Data.
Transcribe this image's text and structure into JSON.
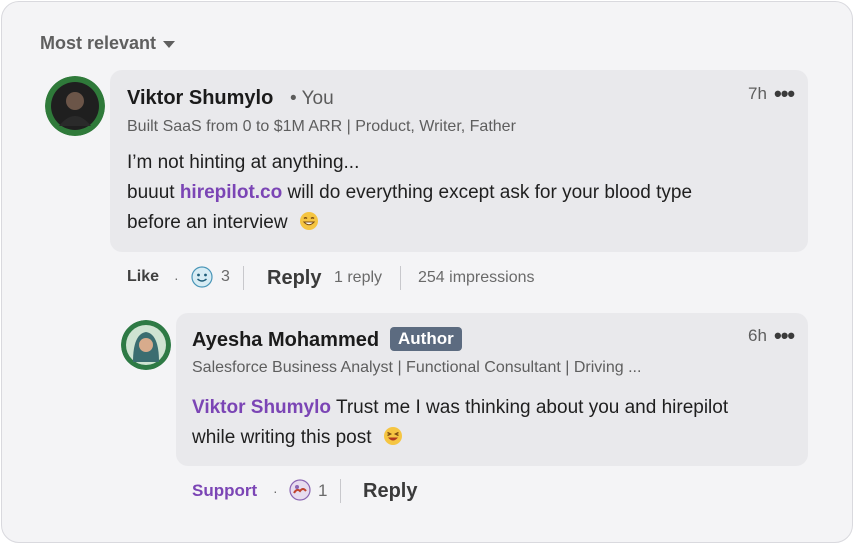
{
  "sort": {
    "label": "Most relevant"
  },
  "comment": {
    "author": "Viktor Shumylo",
    "you_label": "• You",
    "headline": "Built SaaS from 0 to $1M ARR | Product, Writer, Father",
    "time": "7h",
    "more": "•••",
    "line1": "I’m not hinting at anything...",
    "line2_pre": "buuut ",
    "line2_link": "hirepilot.co",
    "line2_post": " will do everything except ask for your blood type",
    "line3": "before an interview",
    "actions": {
      "like": "Like",
      "dot": "·",
      "reaction_count": "3",
      "reply": "Reply",
      "reply_count": "1 reply",
      "impressions": "254 impressions"
    }
  },
  "reply": {
    "author": "Ayesha Mohammed",
    "badge": "Author",
    "headline": "Salesforce Business Analyst | Functional Consultant | Driving ...",
    "time": "6h",
    "more": "•••",
    "mention": "Viktor Shumylo",
    "line1_rest": " Trust me I was thinking about you and hirepilot",
    "line2": "while writing this post",
    "actions": {
      "support": "Support",
      "dot": "·",
      "reaction_count": "1",
      "reply": "Reply"
    }
  },
  "colors": {
    "accent_purple": "#7b45b5",
    "badge_bg": "#5c6b80",
    "bubble_bg": "#e9e9ec"
  },
  "icons": [
    "caret-down-icon",
    "more-icon",
    "grin-emoji-icon",
    "laugh-emoji-icon",
    "reaction-icon",
    "support-reaction-icon"
  ]
}
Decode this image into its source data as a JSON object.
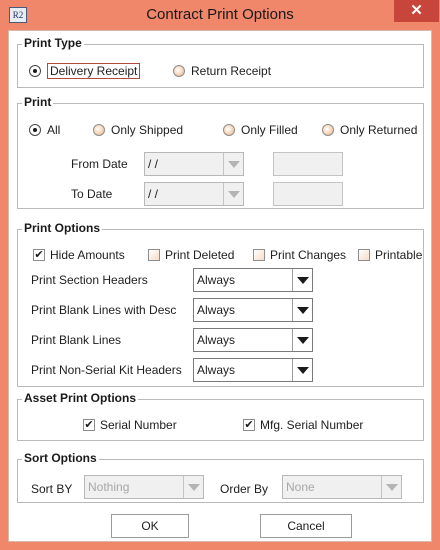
{
  "window": {
    "title": "Contract Print Options",
    "icon_text": "R2",
    "close_glyph": "✕"
  },
  "print_type": {
    "title": "Print Type",
    "options": [
      "Delivery Receipt",
      "Return Receipt"
    ],
    "selected": "Delivery Receipt"
  },
  "print": {
    "title": "Print",
    "options": [
      "All",
      "Only Shipped",
      "Only Filled",
      "Only Returned"
    ],
    "selected": "All",
    "from_date_label": "From Date",
    "from_date_value": "/ /",
    "to_date_label": "To Date",
    "to_date_value": "/ /"
  },
  "print_options": {
    "title": "Print Options",
    "checkboxes": [
      {
        "label": "Hide Amounts",
        "checked": true
      },
      {
        "label": "Print Deleted",
        "checked": false
      },
      {
        "label": "Print Changes",
        "checked": false
      },
      {
        "label": "Printable",
        "checked": false
      }
    ],
    "rows": [
      {
        "label": "Print Section Headers",
        "value": "Always"
      },
      {
        "label": "Print Blank Lines with Desc",
        "value": "Always"
      },
      {
        "label": "Print Blank Lines",
        "value": "Always"
      },
      {
        "label": "Print Non-Serial Kit Headers",
        "value": "Always"
      }
    ]
  },
  "asset_print_options": {
    "title": "Asset Print Options",
    "checkboxes": [
      {
        "label": "Serial Number",
        "checked": true
      },
      {
        "label": "Mfg. Serial Number",
        "checked": true
      }
    ]
  },
  "sort_options": {
    "title": "Sort Options",
    "sort_by_label": "Sort BY",
    "sort_by_value": "Nothing",
    "order_by_label": "Order By",
    "order_by_value": "None"
  },
  "buttons": {
    "ok": "OK",
    "cancel": "Cancel"
  },
  "colors": {
    "title_bar": "#f0866a",
    "close_button": "#c7453b",
    "focus_border": "#b04a3a"
  },
  "icons": {
    "close": "close-icon",
    "app": "r2-app-icon",
    "dropdown": "chevron-down-icon"
  },
  "check_glyph": "✔"
}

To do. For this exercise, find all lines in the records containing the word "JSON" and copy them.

Output of the task.
Transcribe this image's text and structure into JSON.
Decode this image into its source data as a JSON object.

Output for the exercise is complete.